* **What the task requires**:
Output every line below exactly, please, omitting pictures.

* **The records**:
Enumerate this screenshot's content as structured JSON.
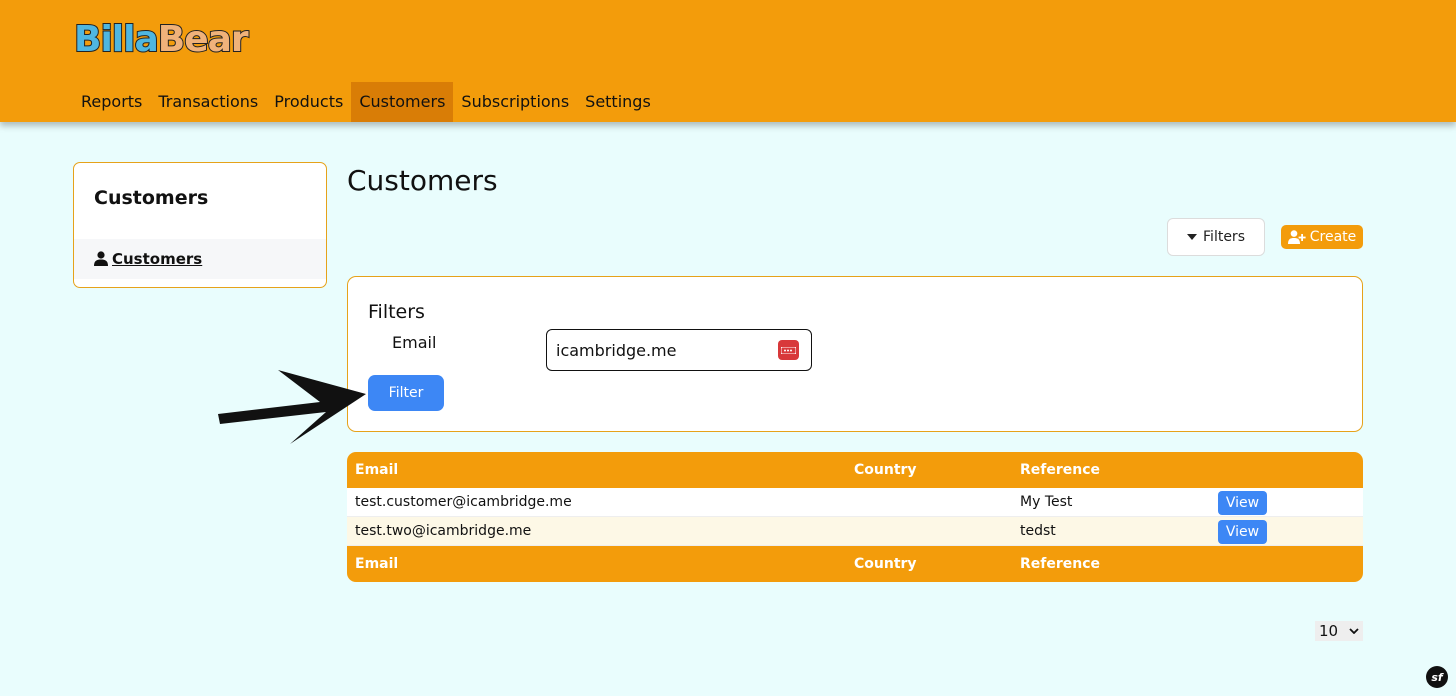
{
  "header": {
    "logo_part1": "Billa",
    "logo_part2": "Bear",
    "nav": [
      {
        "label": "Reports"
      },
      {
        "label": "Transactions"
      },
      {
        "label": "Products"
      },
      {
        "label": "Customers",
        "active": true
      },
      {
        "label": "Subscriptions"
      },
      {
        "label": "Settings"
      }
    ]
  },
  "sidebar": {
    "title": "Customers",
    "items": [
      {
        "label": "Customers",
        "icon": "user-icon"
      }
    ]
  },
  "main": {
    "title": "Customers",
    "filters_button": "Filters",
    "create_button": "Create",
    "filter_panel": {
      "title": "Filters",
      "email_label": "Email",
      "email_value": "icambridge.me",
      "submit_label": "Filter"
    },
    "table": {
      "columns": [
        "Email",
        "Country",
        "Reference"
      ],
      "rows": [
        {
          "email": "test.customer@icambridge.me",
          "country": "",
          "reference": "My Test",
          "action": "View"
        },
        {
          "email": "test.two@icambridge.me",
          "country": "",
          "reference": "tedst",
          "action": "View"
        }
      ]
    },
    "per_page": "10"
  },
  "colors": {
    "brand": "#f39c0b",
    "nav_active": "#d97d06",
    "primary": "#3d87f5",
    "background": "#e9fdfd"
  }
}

* **Exercise output**:
Enumerate this screenshot's content as structured JSON.
{
  "header": {
    "logo_part1": "Billa",
    "logo_part2": "Bear",
    "nav": [
      {
        "label": "Reports"
      },
      {
        "label": "Transactions"
      },
      {
        "label": "Products"
      },
      {
        "label": "Customers",
        "active": true
      },
      {
        "label": "Subscriptions"
      },
      {
        "label": "Settings"
      }
    ]
  },
  "sidebar": {
    "title": "Customers",
    "items": [
      {
        "label": "Customers",
        "icon": "user-icon"
      }
    ]
  },
  "main": {
    "title": "Customers",
    "filters_button": "Filters",
    "create_button": "Create",
    "filter_panel": {
      "title": "Filters",
      "email_label": "Email",
      "email_value": "icambridge.me",
      "submit_label": "Filter"
    },
    "table": {
      "columns": [
        "Email",
        "Country",
        "Reference"
      ],
      "rows": [
        {
          "email": "test.customer@icambridge.me",
          "country": "",
          "reference": "My Test",
          "action": "View"
        },
        {
          "email": "test.two@icambridge.me",
          "country": "",
          "reference": "tedst",
          "action": "View"
        }
      ]
    },
    "per_page": "10"
  },
  "colors": {
    "brand": "#f39c0b",
    "nav_active": "#d97d06",
    "primary": "#3d87f5",
    "background": "#e9fdfd"
  }
}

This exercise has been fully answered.